Serena Williams and Naomi Osaka: When Our Heroes Fail Us
Written by Christine E., USA
Screenshot taken from ESPN video
It was meant to be a historic match, but ended up being remembered for all the wrong reasons.
20-year-old Naomi Osaka was looking forward to a “tough, competitive match” when she walked into the women’s final of the US Open Tennis Championship on September 8. She would be playing her childhood idol, Serena Williams, a legend in the women’s tennis scene who started playing pro tennis even before Naomi was born, and had won more Grand Slam singles than any other active player. Naomi grew up admiring Serena and her achievements; she even did a school report on her hero when she was in third grade.
So Sunday was a big day for Naomi.
The match was off to a good start. Naomi played well against Serena and managed to win the first set. But as the game progressed, Serena was given three code violations at various times by the umpire. She was progressively frustrated at the umpire’s calls and disputed them hotly. At one point, Serena appealed to tournament officials, and held an angry conversation that lasted close to three minutes. She even smashed her racquet in an angry outburst. The audience was riled up, but Naomi waited patiently for the duration and held her calm as they both returned to the game.
Naomi won the match, her first Grand Slam title. But as she and Serena stood on the podium, listening to boos from the angry audience, she pulled down her visor and cried. She even apologized for how the match ended. While Serena gave her a hug and a few comforting words, this was not how the young athlete’s first Grand Slam should have gone. Regardless of whether the umpire had made unfair calls, Serena’s poor response during the match had left an ugly mark on what should have been Naomi’s finest moment as a young tennis pro.
Perhaps many of us have experienced our heroes letting us down. It seems inevitable, doesn’t it? Favorite celebrities get embroiled in scandals. Elders at church make unbiblical, hurtful decisions. Parents, even, blurt out hurtful things in the heat of the moment.

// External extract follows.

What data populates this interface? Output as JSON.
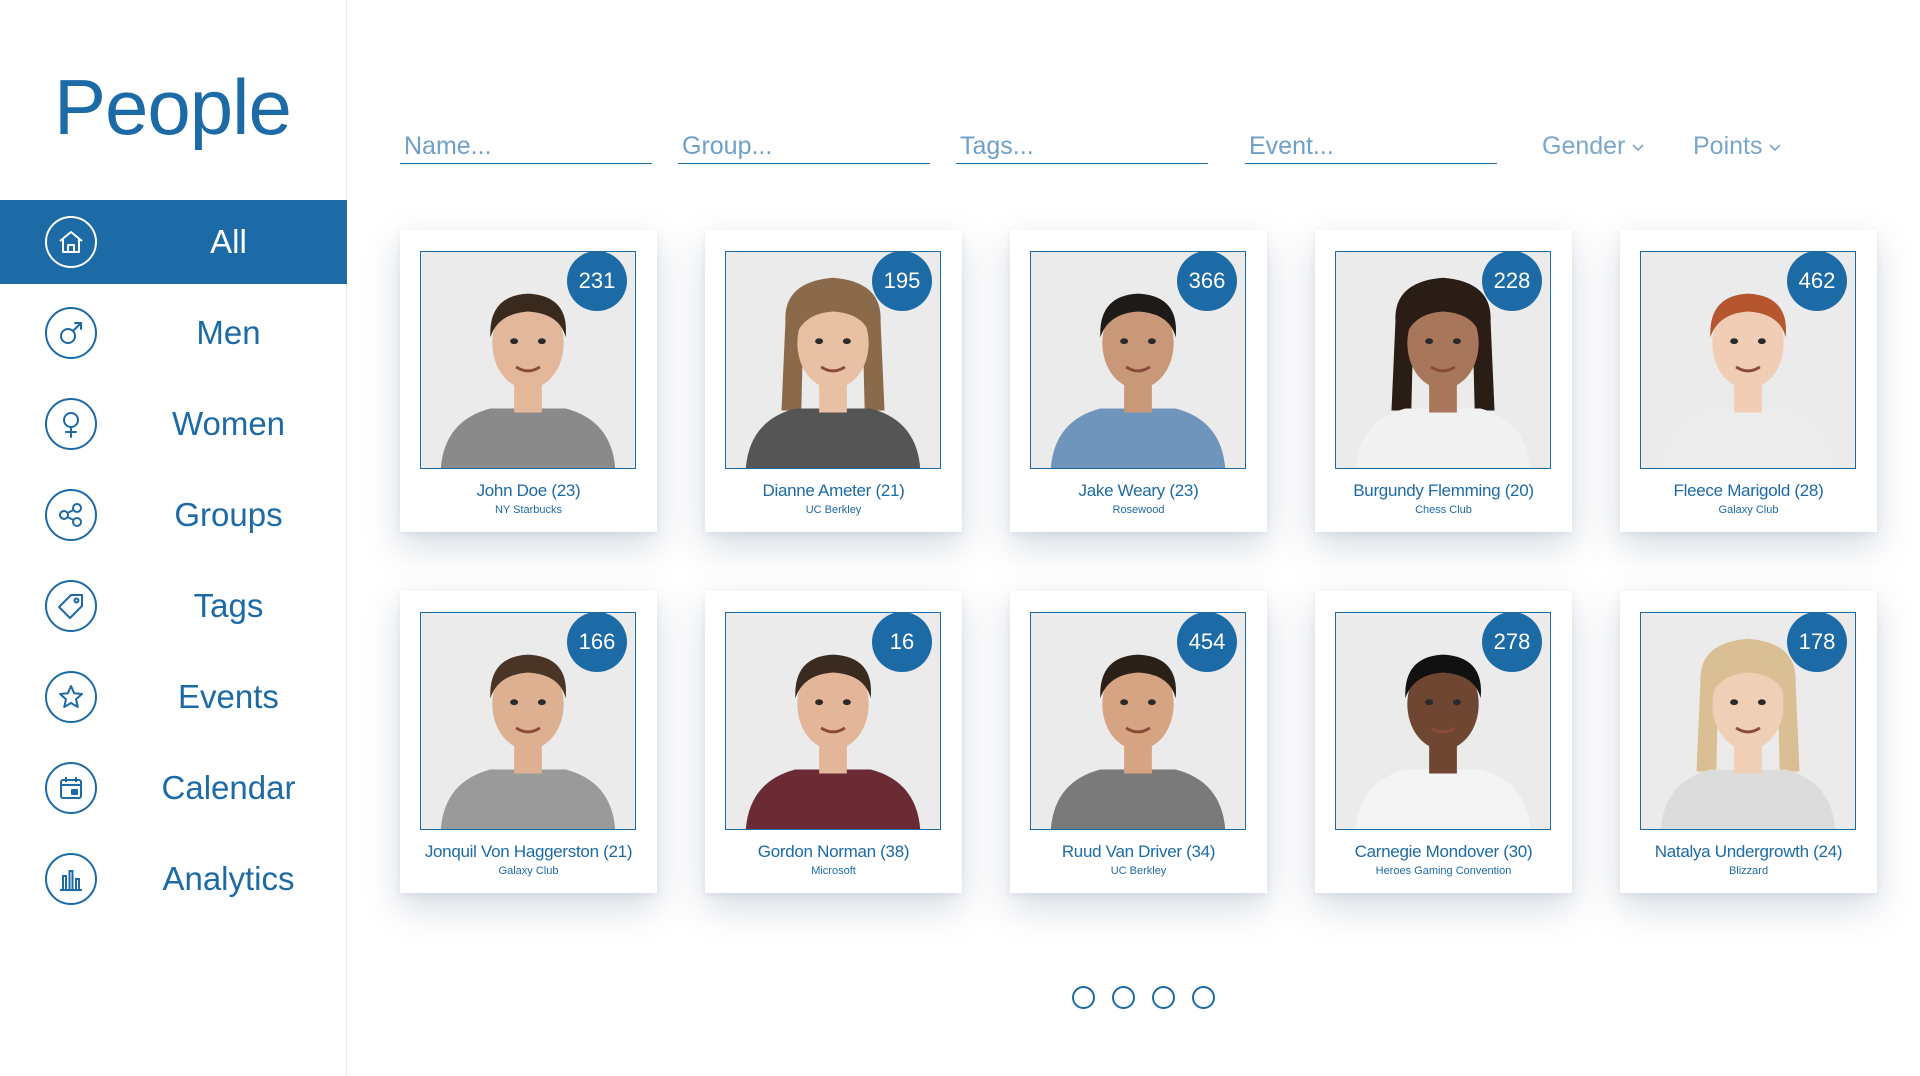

We expect the best of our heroes. Yet, they never fully live up to the expectations we have for them. Even Naomi Osaka, who conducted herself impeccably during and after this tumultuous match (saying that she will always remember Serena in a good way) will perhaps disappoint one day. Who can we look to? Is there no one that can bear the weight of our expectations?
The author of Hebrews describes Jesus Christ as “one who is holy, blameless, pure, set apart from sinners, exalted above the heavens” (Hebrews 7:26). Jesus doesn’t say hurtful words that He would regret. He doesn’t betray us by bad decisions. He doesn’t lose His temper on a tennis court.
Though fully God, Jesus chose to become a mere human being, humbling Himself by taking on all our limitations, and yet remaining obedient even to death on the cross (Philippians 2:6-10). Though He was tried, He did not sin once in His entire life here on earth, unlike us who sin daily. He is the hero who could never fail us.
“For this reason,” continues the author of Hebrews, “Christ is the mediator of a new covenant, that those who are called may receive the promised eternal inheritance—now that he has died as a ransom to set them free from the sins committed under the first covenant” (Hebrews 9:15).
Not only is Jesus perfect—a hero who could never disappoint—but His perfection, coupled with His sacrifice, offers us a promise of perfection as well. His death on the cross sets us free from our sins. We’ve all had bad moments: emotional outbursts, taking unfair advantage of others, lies both big and small. . . Because of Christ, these no longer need to count against us. Because of Him, sin can no longer separate us from God.
Not only that, but when we put our hope in Jesus, we also put our hope in the fact that He will work in our lives and one day perfect us, so that we may receive the “promised eternal inheritance.” This “perfecting” takes a lifetime. We won’t simply stop having emotional outbursts or hurting people around us entirely. But when we turn to Christ, the process has begun. He is already working in our lives, and by His grace, each day we walk further away from our myriad sins.
Looking up to people around us is not wrong; there is so much we can learn from them. Serena Williams, for instance, still has incredible skill and experience at tennis. Teachers, parents, favorite writers, though all similarly marred by sin, still have much to offer us if we are willing to learn.
But we should not be surprised when the very people we look up to ultimately show themselves to be sinful human beings, just like us. At the end of the day, our hope does not rest in these people. Our hope rests in the perfect Christ Jesus who has conquered even death.
Knowing this, “let us run with perseverance the race marked out for us, fixing our eyes on Jesus, the pioneer and perfecter of faith.” (Hebrews 12:2).
Leave a ReplyWant to join the discussion?
Feel free to contribute!